You don't have to do anything to take advantage of this feature. Weaviate automatically detects the architecture and enables the optimization if it is supported.

A similar feature is already available for x86-64 processors

Read more:

Vector indexing improvements

The vector indexing (HNSW) algorithm has been updated to improve performance.

Delta encoding

This release changes how the HNSW graph connections are stored in memory.

Previously, the graph was stored as an array with all the edges. However, from 1.21, the graph is stored as a delta-encoded array, which is more efficient. This reduces the memory footprint of the graph, and improves performance.

Reduce HNSW lock contention

This change reduces the potential for HNSW lock contention, improving performance.

From 1.21 onward, the HNSW locking algorithms have been updated to be more selective about what needs to be protected and how, during read/write processes.

Our internal testing showed improved performance by up to 20% in some cases.

Backup improvements

Your backups will now be smaller, and will likely incur lower costs from cloud storage providers.

The new and improved backup process combines and compresses the required files to one backup file. Where there are a large number of files - such as with multi-tenancy users - this will be particularly beneficial.

Not only will it compress the data, it will reduce the number of file operations, improving efficiency and reducing cloud storage costs.

1.21 backups cannot be used in 1.20 and below

Due to this change, backups from 1.21 cannot be used to restore in a 1.20 instance.

If you might need to roll back, we recommend making a backup from 1.20 before upgrading to 1.21.

Hybrid search algorithm refinement

We have introduced a small change with our new hybrid fusion scoring algorithm.

Where hybrid search is carried out with a small limit, a higher (internal) limit is used to determine the scoring, before returning the results with the original limit.

This addresses a potential issue where the scoring could be unstable with a small limit, as the scoring is based on a small number of results.

As a user, you don't need to do anything to take advantage of this change. It is automatically applied to all hybrid searches.

Summary

That's it from us - we hope you enjoy the new features and improvements in Weaviate 1.21. This release is already available on WCS. So you can try it out yourself on a free sandbox, or by upgrading!

Thanks for reading, and see you next time 👋!

What's next

Check out Getting Started with Weaviate, and begin building amazing apps with Weaviate.

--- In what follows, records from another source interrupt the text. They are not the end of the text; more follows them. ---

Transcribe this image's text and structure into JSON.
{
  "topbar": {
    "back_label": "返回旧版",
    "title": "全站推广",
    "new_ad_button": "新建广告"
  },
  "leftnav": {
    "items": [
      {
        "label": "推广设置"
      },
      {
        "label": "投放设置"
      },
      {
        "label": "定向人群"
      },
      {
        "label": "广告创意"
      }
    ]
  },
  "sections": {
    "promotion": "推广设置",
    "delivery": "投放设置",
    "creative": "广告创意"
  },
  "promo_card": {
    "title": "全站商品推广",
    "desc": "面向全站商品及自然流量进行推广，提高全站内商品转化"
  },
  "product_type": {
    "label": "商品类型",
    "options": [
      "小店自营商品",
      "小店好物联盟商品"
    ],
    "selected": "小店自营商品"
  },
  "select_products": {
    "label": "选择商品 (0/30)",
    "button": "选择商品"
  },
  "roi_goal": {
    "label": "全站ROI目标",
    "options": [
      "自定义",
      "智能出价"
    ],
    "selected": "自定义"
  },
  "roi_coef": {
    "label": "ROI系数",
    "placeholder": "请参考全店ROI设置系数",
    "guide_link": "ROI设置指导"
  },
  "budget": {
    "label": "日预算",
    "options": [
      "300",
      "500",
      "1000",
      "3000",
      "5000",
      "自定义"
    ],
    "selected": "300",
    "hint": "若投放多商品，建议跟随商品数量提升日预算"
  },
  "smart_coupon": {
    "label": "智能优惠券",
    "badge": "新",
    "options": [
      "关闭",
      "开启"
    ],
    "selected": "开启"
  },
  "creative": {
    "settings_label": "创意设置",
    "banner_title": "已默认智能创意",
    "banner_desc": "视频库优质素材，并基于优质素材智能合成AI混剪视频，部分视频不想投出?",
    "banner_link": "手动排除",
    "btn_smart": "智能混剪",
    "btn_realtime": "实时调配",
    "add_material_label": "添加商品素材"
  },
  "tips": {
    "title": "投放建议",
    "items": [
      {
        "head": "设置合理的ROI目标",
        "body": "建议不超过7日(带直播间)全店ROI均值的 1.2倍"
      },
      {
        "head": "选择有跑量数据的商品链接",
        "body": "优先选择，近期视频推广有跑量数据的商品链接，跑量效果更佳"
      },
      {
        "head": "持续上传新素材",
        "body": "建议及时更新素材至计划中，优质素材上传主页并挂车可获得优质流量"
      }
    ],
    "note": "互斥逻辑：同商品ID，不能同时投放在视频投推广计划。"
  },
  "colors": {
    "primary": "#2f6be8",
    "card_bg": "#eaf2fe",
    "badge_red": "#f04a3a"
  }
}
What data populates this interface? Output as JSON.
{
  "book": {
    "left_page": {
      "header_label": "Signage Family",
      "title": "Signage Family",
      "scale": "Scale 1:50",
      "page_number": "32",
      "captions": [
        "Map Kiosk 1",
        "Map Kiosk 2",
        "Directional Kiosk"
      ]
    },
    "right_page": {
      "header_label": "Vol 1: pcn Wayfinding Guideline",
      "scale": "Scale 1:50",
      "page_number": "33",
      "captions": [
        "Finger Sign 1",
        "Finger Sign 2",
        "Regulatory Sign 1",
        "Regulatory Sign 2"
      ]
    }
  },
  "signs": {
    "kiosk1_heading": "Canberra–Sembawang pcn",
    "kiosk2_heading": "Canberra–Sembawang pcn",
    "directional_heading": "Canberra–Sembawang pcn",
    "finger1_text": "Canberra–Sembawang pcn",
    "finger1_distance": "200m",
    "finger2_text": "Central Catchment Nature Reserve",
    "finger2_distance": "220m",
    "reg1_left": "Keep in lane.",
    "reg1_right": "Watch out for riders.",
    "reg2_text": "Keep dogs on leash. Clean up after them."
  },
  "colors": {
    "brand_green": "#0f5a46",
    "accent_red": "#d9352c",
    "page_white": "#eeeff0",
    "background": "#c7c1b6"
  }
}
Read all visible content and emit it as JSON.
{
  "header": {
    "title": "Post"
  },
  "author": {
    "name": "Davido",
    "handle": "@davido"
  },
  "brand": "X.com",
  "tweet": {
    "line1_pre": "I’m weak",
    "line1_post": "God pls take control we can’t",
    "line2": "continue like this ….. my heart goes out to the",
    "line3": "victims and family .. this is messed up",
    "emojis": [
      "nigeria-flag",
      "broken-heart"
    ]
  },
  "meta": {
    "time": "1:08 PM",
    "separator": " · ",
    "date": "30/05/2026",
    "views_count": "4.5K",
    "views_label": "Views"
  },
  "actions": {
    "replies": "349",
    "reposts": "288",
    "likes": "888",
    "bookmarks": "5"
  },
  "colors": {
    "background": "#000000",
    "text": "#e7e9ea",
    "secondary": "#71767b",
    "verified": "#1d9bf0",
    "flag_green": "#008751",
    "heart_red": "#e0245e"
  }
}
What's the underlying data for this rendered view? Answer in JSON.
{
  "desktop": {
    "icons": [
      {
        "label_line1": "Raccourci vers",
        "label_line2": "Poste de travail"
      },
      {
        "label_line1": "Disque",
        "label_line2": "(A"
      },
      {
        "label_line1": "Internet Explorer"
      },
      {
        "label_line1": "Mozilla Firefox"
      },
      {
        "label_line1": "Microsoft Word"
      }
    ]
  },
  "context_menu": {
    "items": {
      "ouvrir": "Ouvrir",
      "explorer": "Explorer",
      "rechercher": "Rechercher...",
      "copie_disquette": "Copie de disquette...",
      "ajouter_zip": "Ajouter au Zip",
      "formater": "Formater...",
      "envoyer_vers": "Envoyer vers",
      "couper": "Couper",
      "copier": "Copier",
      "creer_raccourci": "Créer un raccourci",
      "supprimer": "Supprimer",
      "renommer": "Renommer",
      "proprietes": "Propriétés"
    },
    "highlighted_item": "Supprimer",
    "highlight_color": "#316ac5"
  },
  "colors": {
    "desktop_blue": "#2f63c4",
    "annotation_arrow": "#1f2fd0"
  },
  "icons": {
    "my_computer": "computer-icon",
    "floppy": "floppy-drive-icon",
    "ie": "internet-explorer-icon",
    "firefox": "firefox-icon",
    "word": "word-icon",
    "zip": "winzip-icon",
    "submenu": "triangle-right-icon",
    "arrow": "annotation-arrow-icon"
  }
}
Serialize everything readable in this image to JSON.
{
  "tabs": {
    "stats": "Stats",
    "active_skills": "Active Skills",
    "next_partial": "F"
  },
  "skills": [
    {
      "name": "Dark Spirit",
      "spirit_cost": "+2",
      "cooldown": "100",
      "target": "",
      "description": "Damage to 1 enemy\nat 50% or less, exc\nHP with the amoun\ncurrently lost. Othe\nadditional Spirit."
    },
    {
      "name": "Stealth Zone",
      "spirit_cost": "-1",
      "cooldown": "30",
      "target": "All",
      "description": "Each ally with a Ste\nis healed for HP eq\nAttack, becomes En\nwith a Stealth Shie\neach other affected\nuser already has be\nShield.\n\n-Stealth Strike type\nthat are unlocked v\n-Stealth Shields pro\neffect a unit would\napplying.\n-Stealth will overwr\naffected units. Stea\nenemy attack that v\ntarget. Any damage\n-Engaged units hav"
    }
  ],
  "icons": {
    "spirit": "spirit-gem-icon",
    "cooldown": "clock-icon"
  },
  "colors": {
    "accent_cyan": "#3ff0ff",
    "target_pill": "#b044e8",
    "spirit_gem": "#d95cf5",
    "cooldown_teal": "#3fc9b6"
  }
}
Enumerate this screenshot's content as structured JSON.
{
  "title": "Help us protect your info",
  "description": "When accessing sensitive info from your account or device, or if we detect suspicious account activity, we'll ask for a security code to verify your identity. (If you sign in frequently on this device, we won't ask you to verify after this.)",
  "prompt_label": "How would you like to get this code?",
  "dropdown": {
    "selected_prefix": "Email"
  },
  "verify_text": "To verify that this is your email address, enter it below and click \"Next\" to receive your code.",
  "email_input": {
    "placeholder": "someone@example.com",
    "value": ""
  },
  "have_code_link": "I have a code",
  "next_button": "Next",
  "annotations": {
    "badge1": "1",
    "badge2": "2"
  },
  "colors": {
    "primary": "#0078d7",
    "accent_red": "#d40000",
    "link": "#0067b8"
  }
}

You can reach out to us on Slack or Twitter, or join the community forum.

Weaviate is open source, and you can follow the project on GitHub. Don’t forget to give us a ⭐️ while you are there!